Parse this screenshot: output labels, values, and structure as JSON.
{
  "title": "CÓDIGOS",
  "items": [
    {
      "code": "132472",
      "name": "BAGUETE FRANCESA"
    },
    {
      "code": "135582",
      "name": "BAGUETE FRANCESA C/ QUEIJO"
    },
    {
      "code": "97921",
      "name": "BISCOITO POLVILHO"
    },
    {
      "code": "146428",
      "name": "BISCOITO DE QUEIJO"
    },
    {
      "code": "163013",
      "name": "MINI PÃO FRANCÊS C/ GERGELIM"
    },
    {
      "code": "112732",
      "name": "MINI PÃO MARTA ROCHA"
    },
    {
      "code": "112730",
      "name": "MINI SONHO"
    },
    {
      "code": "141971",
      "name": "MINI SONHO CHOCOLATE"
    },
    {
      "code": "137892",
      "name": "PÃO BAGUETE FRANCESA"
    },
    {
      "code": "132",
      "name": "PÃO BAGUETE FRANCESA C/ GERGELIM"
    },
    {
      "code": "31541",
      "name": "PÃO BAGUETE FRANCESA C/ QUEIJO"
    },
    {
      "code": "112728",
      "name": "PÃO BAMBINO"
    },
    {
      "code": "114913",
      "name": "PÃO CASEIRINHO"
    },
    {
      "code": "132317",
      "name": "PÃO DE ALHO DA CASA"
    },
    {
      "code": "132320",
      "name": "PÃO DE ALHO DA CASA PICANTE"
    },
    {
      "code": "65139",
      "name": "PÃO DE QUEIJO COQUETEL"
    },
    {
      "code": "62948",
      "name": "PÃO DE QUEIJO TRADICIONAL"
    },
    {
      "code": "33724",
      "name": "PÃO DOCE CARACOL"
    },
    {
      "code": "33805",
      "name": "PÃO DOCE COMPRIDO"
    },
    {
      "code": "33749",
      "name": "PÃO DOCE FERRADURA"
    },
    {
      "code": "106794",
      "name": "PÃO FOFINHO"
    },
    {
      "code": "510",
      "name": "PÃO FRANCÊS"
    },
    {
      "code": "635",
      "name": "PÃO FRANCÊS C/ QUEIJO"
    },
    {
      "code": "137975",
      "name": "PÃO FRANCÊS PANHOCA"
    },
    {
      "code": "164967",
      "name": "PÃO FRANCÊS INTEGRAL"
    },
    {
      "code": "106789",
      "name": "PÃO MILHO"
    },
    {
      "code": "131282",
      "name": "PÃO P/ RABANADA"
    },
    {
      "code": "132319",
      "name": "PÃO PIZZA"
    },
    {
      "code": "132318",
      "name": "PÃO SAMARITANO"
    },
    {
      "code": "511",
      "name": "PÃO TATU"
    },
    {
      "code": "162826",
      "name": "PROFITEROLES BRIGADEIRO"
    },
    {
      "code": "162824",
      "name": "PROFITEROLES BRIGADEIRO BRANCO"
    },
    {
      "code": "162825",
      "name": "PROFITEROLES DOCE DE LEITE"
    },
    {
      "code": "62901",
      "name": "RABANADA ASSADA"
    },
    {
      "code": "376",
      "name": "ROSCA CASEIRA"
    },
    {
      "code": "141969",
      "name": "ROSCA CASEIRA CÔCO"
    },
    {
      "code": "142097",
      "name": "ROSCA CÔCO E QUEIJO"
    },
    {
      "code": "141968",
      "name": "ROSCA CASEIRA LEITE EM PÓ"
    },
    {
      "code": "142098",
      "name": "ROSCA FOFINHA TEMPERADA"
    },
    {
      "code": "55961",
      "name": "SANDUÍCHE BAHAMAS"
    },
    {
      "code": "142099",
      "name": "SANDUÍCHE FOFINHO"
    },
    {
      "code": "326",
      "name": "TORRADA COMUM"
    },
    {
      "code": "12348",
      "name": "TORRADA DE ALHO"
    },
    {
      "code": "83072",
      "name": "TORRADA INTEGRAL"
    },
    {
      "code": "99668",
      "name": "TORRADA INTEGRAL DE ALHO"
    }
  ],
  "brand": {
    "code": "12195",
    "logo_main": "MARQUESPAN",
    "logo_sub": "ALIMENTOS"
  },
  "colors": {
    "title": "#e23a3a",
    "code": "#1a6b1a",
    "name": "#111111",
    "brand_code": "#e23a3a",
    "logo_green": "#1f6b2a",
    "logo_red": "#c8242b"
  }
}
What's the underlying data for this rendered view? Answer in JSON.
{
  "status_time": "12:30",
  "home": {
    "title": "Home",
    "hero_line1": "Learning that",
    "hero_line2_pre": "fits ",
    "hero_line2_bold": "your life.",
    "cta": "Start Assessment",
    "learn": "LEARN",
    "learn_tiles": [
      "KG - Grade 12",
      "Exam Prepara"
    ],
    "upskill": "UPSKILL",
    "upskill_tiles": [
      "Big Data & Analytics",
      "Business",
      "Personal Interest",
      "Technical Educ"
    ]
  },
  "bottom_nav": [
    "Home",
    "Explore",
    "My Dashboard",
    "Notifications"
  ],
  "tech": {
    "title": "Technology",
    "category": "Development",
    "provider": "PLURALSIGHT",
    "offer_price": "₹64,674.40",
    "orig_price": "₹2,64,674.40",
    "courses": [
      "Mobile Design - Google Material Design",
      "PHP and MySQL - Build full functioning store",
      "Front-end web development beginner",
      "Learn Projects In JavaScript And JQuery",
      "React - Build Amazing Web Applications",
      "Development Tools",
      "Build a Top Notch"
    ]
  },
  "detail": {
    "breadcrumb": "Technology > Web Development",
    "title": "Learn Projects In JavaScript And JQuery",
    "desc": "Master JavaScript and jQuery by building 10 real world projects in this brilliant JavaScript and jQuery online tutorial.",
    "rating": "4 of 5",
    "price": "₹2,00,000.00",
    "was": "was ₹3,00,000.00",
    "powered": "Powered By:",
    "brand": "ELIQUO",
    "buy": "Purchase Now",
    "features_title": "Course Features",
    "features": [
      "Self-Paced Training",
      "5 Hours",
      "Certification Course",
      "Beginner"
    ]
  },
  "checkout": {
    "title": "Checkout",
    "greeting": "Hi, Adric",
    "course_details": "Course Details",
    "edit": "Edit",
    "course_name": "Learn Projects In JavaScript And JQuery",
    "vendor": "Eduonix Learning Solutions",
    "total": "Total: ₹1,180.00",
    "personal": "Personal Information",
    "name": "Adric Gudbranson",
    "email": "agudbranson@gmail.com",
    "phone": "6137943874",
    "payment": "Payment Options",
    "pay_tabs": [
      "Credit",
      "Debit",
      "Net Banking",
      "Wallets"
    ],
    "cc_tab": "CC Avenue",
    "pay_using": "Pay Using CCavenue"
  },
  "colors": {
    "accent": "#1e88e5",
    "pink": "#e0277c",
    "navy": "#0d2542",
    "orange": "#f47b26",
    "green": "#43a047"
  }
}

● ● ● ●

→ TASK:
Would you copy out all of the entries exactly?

→ SOLUTION:
Parse this screenshot: output labels, values, and structure as JSON.
{
  "title": "CÓDIGOS",
  "items": [
    {
      "code": "132472",
      "name": "BAGUETE FRANCESA"
    },
    {
      "code": "135582",
      "name": "BAGUETE FRANCESA C/ QUEIJO"
    },
    {
      "code": "97921",
      "name": "BISCOITO POLVILHO"
    },
    {
      "code": "146428",
      "name": "BISCOITO DE QUEIJO"
    },
    {
      "code": "163013",
      "name": "MINI PÃO FRANCÊS C/ GERGELIM"
    },
    {
      "code": "112732",
      "name": "MINI PÃO MARTA ROCHA"
    },
    {
      "code": "112730",
      "name": "MINI SONHO"
    },
    {
      "code": "141971",
      "name": "MINI SONHO CHOCOLATE"
    },
    {
      "code": "137892",
      "name": "PÃO BAGUETE FRANCESA"
    },
    {
      "code": "132",
      "name": "PÃO BAGUETE FRANCESA C/ GERGELIM"
    },
    {
      "code": "31541",
      "name": "PÃO BAGUETE FRANCESA C/ QUEIJO"
    },
    {
      "code": "112728",
      "name": "PÃO BAMBINO"
    },
    {
      "code": "114913",
      "name": "PÃO CASEIRINHO"
    },
    {
      "code": "132317",
      "name": "PÃO DE ALHO DA CASA"
    },
    {
      "code": "132320",
      "name": "PÃO DE ALHO DA CASA PICANTE"
    },
    {
      "code": "65139",
      "name": "PÃO DE QUEIJO COQUETEL"
    },
    {
      "code": "62948",
      "name": "PÃO DE QUEIJO TRADICIONAL"
    },
    {
      "code": "33724",
      "name": "PÃO DOCE CARACOL"
    },
    {
      "code": "33805",
      "name": "PÃO DOCE COMPRIDO"
    },
    {
      "code": "33749",
      "name": "PÃO DOCE FERRADURA"
    },
    {
      "code": "106794",
      "name": "PÃO FOFINHO"
    },
    {
      "code": "510",
      "name": "PÃO FRANCÊS"
    },
    {
      "code": "635",
      "name": "PÃO FRANCÊS C/ QUEIJO"
    },
    {
      "code": "137975",
      "name": "PÃO FRANCÊS PANHOCA"
    },
    {
      "code": "164967",
      "name": "PÃO FRANCÊS INTEGRAL"
    },
    {
      "code": "106789",
      "name": "PÃO MILHO"
    },
    {
      "code": "131282",
      "name": "PÃO P/ RABANADA"
    },
    {
      "code": "132319",
      "name": "PÃO PIZZA"
    },
    {
      "code": "132318",
      "name": "PÃO SAMARITANO"
    },
    {
      "code": "511",
      "name": "PÃO TATU"
    },
    {
      "code": "162826",
      "name": "PROFITEROLES BRIGADEIRO"
    },
    {
      "code": "162824",
      "name": "PROFITEROLES BRIGADEIRO BRANCO"
    },
    {
      "code": "162825",
      "name": "PROFITEROLES DOCE DE LEITE"
    },
    {
      "code": "62901",
      "name": "RABANADA ASSADA"
    },
    {
      "code": "376",
      "name": "ROSCA CASEIRA"
    },
    {
      "code": "141969",
      "name": "ROSCA CASEIRA CÔCO"
    },
    {
      "code": "142097",
      "name": "ROSCA CÔCO E QUEIJO"
    },
    {
      "code": "141968",
      "name": "ROSCA CASEIRA LEITE EM PÓ"
    },
    {
      "code": "142098",
      "name": "ROSCA FOFINHA TEMPERADA"
    },
    {
      "code": "55961",
      "name": "SANDUÍCHE BAHAMAS"
    },
    {
      "code": "142099",
      "name": "SANDUÍCHE FOFINHO"
    },
    {
      "code": "326",
      "name": "TORRADA COMUM"
    },
    {
      "code": "12348",
      "name": "TORRADA DE ALHO"
    },
    {
      "code": "83072",
      "name": "TORRADA INTEGRAL"
    },
    {
      "code": "99668",
      "name": "TORRADA INTEGRAL DE ALHO"
    }
  ],
  "brand": {
    "code": "12195",
    "logo_main": "MARQUESPAN",
    "logo_sub": "ALIMENTOS"
  },
  "colors": {
    "title": "#e23a3a",
    "code": "#1a6b1a",
    "name": "#111111",
    "brand_code": "#e23a3a",
    "logo_green": "#1f6b2a",
    "logo_red": "#c8242b"
  }
}
What's the underlying data for this rendered view? Answer in JSON.
{
  "status_time": "12:30",
  "home": {
    "title": "Home",
    "hero_line1": "Learning that",
    "hero_line2_pre": "fits ",
    "hero_line2_bold": "your life.",
    "cta": "Start Assessment",
    "learn": "LEARN",
    "learn_tiles": [
      "KG - Grade 12",
      "Exam Prepara"
    ],
    "upskill": "UPSKILL",
    "upskill_tiles": [
      "Big Data & Analytics",
      "Business",
      "Personal Interest",
      "Technical Educ"
    ]
  },
  "bottom_nav": [
    "Home",
    "Explore",
    "My Dashboard",
    "Notifications"
  ],
  "tech": {
    "title": "Technology",
    "category": "Development",
    "provider": "PLURALSIGHT",
    "offer_price": "₹64,674.40",
    "orig_price": "₹2,64,674.40",
    "courses": [
      "Mobile Design - Google Material Design",
      "PHP and MySQL - Build full functioning store",
      "Front-end web development beginner",
      "Learn Projects In JavaScript And JQuery",
      "React - Build Amazing Web Applications",
      "Development Tools",
      "Build a Top Notch"
    ]
  },
  "detail": {
    "breadcrumb": "Technology > Web Development",
    "title": "Learn Projects In JavaScript And JQuery",
    "desc": "Master JavaScript and jQuery by building 10 real world projects in this brilliant JavaScript and jQuery online tutorial.",
    "rating": "4 of 5",
    "price": "₹2,00,000.00",
    "was": "was ₹3,00,000.00",
    "powered": "Powered By:",
    "brand": "ELIQUO",
    "buy": "Purchase Now",
    "features_title": "Course Features",
    "features": [
      "Self-Paced Training",
      "5 Hours",
      "Certification Course",
      "Beginner"
    ]
  },
  "checkout": {
    "title": "Checkout",
    "greeting": "Hi, Adric",
    "course_details": "Course Details",
    "edit": "Edit",
    "course_name": "Learn Projects In JavaScript And JQuery",
    "vendor": "Eduonix Learning Solutions",
    "total": "Total: ₹1,180.00",
    "personal": "Personal Information",
    "name": "Adric Gudbranson",
    "email": "agudbranson@gmail.com",
    "phone": "6137943874",
    "payment": "Payment Options",
    "pay_tabs": [
      "Credit",
      "Debit",
      "Net Banking",
      "Wallets"
    ],
    "cc_tab": "CC Avenue",
    "pay_using": "Pay Using CCavenue"
  },
  "colors": {
    "accent": "#1e88e5",
    "pink": "#e0277c",
    "navy": "#0d2542",
    "orange": "#f47b26",
    "green": "#43a047"
  }
}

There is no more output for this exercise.